There was no mention of Bullis quarterback Dwayne Haskins Jr. There was no mention of Good Counsel linebacker Keandre Jones, either.
The duo, once considered the crown jewels of the Terrapins football team’s 2016 recruiting class, weren’t spoken of during coach DJ Durkin’s National Signing Day news conference yesterday. The local products, who previously verbally committed to the Terps, spurned their home-state school for Ohio State 17 days ago.
Yet in the days after the hyped recruits vowed their allegiance to Buckeyes coach Urban Meyer, something special happened in College Park. With Winter Storm Jonas dumping about 2 feet of snow in the Washington area two weekends ago, Durkin said many schools canceled their recruiting visits. Not the Terps.
“We had the roads plowed from here to the hotel right here on campus. Everything else was snowed in, but there was a path to go back and forth,” Durkin said. “We spent a lot of quality time together.”
It allowed the coaching staff a chance to bond with recruits.

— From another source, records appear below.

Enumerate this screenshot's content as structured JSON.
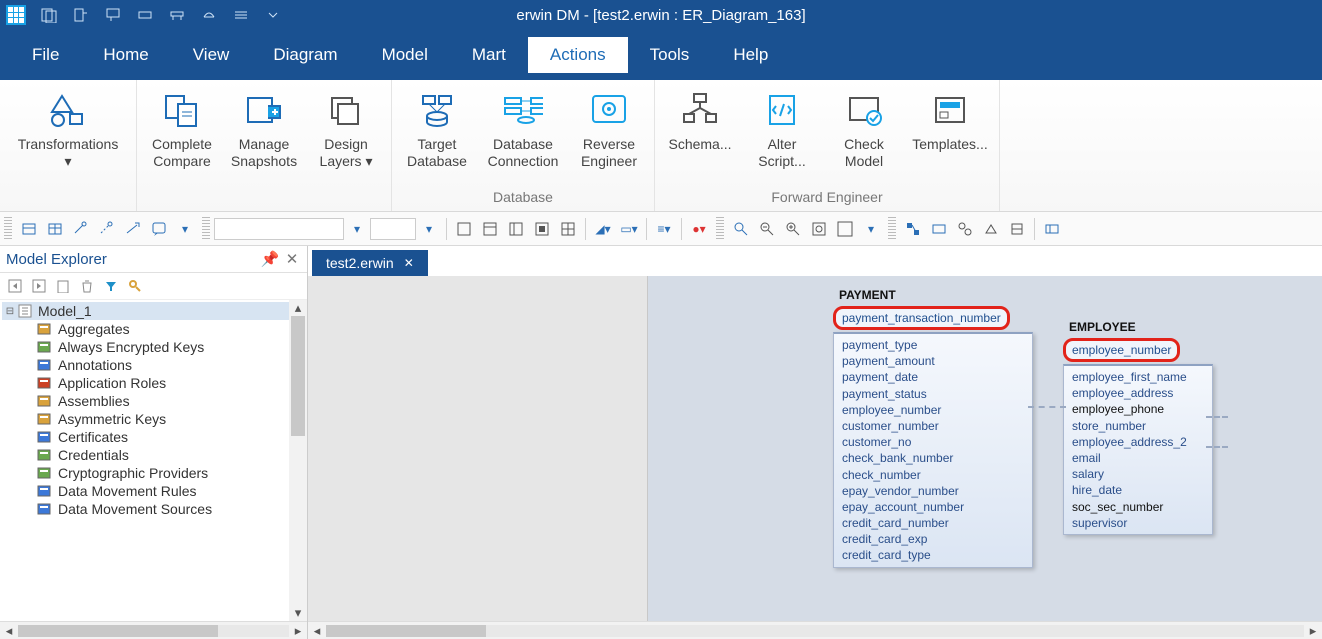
{
  "title": "erwin DM - [test2.erwin : ER_Diagram_163]",
  "menu": [
    "File",
    "Home",
    "View",
    "Diagram",
    "Model",
    "Mart",
    "Actions",
    "Tools",
    "Help"
  ],
  "menu_active_index": 6,
  "ribbon": {
    "groups": [
      {
        "label": "",
        "buttons": [
          {
            "id": "transformations",
            "label": "Transformations\n▾",
            "icon": "shapes"
          }
        ]
      },
      {
        "label": "",
        "buttons": [
          {
            "id": "complete-compare",
            "label": "Complete\nCompare",
            "icon": "compare"
          },
          {
            "id": "manage-snapshots",
            "label": "Manage\nSnapshots",
            "icon": "snapshot"
          },
          {
            "id": "design-layers",
            "label": "Design\nLayers ▾",
            "icon": "layers"
          }
        ]
      },
      {
        "label": "Database",
        "buttons": [
          {
            "id": "target-database",
            "label": "Target\nDatabase",
            "icon": "target-db"
          },
          {
            "id": "database-connection",
            "label": "Database\nConnection",
            "icon": "db-conn"
          },
          {
            "id": "reverse-engineer",
            "label": "Reverse\nEngineer",
            "icon": "gear"
          }
        ]
      },
      {
        "label": "Forward Engineer",
        "buttons": [
          {
            "id": "schema",
            "label": "Schema...",
            "icon": "schema"
          },
          {
            "id": "alter-script",
            "label": "Alter\nScript...",
            "icon": "script"
          },
          {
            "id": "check-model",
            "label": "Check\nModel",
            "icon": "check"
          },
          {
            "id": "templates",
            "label": "Templates...",
            "icon": "template"
          }
        ]
      }
    ]
  },
  "explorer": {
    "title": "Model Explorer",
    "root": "Model_1",
    "items": [
      "Aggregates",
      "Always Encrypted Keys",
      "Annotations",
      "Application Roles",
      "Assemblies",
      "Asymmetric Keys",
      "Certificates",
      "Credentials",
      "Cryptographic Providers",
      "Data Movement Rules",
      "Data Movement Sources"
    ]
  },
  "doc_tab": "test2.erwin",
  "entities": {
    "payment": {
      "title": "PAYMENT",
      "pk": "payment_transaction_number",
      "attrs": [
        {
          "t": "payment_type"
        },
        {
          "t": "payment_amount"
        },
        {
          "t": "payment_date"
        },
        {
          "t": "payment_status"
        },
        {
          "t": "employee_number"
        },
        {
          "t": "customer_number"
        },
        {
          "t": "customer_no"
        },
        {
          "t": "check_bank_number"
        },
        {
          "t": "check_number"
        },
        {
          "t": "epay_vendor_number"
        },
        {
          "t": "epay_account_number"
        },
        {
          "t": "credit_card_number"
        },
        {
          "t": "credit_card_exp"
        },
        {
          "t": "credit_card_type"
        }
      ]
    },
    "employee": {
      "title": "EMPLOYEE",
      "pk": "employee_number",
      "attrs": [
        {
          "t": "employee_first_name"
        },
        {
          "t": "employee_address"
        },
        {
          "t": "employee_phone",
          "dark": true
        },
        {
          "t": "store_number"
        },
        {
          "t": "employee_address_2"
        },
        {
          "t": "email"
        },
        {
          "t": "salary"
        },
        {
          "t": "hire_date"
        },
        {
          "t": "soc_sec_number",
          "dark": true
        },
        {
          "t": "supervisor"
        }
      ]
    }
  }
}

Elijah and Elisha Daniels, twin defensive backs from Davie, Florida, even offered a duet of “My Girl” by The Temptations.
Durkin probably would have preferred that Haskins and Jones keep their commitments. But he didn’t let the bad news prevent him from forging relationships with his new players, whom he was thrilled to speak about in Glazer Auditorium yesterday.
“We got to know each other better than ever before in recruiting,” Durkin said. “Usually there’s so much going on. You’re going to eat here, do this, do that. … We were all kind of here, snowed in together, just having a good time together.”
Durkin’s mouth could hardly keep up with his brain yesterday, as he spoke quickly and eagerly of the Terps’ 23 signees. He stumbled over his words at times, but his excitement never wavered.
The new coach offered the highest praise of the day for quarterback Tyrrell Pigrome from Pinson, Alabama. The 2015 Gatorade Alabama Player of the Year recorded 62 touchdowns as a senior — 44 through the air and 18 on the ground.
“I don’t know if you guys have watched his tape. That guy is electric,” Durkin said. “He’ll be a household name around here real soon.”
The Terps certainly hope Pigrome lives up to that billing. After verbally committing to the program in May, Haskins spoke of turning around a floundering program and encouraging fellow in-state players to join him in College Park.
His presence became even more valued last season, as quarterbacks Caleb Rowe and Perry Hills helped combine for a nation-leading 29 interceptions. For many, Haskins was a savior.
That’s in the past now. Haskins is gone, only to set foot in Maryland Stadium for conference games with buckeye leaves adorning a silver helmet.
Durkin and his staff were still able to haul in some notable local players, though. Running back Lorenzo Harrison, wide receivers DJ Turner and Tino Ellis and offensive lineman Terrance Davis all come from DeMatha.
Harrison was named a three-star prospect by 247sports and ESPN, Turner is a consensus three-star recruit, while Ellis and Davis are consensus four-star recruits.
“It’s been some time since there has been a DeMatha guy in this program. I can tell you one thing, we are going to be going back there next year, too,” Durkin said. “Those are all guys that are top-notch football players that could’ve gone to a lot of places, and we were able to keep them right here at home.”
Archbishop Carroll offensive lineman Richard Merritt and Quince Orchard defensive tackle Adam McLean are four-star recruits, too.
“[McLean] has excellent pass-rush skills and can really push the pocket,” associate head coach Mike London said. “Adam can also use his strength to be a force in stopping the run.”
Durkin also championed the team’s success in Florida. The team hauled in seven players from the state.
“We kind of view Florida maybe as our second home,” Durkin said.
The Terps also reeled in prospects from Alabama, Georgia, Indiana, Ohio and Australia.
But for Durkin, luring 10 players from this state proved his greatest accomplishment.
“In the past, our guys have continued to spread out and go to different places,” Durkin said. “It’s our job to build a program, put a product on the field that guys can be proud of. And where all those guys from here will want to come play for the hometown team.”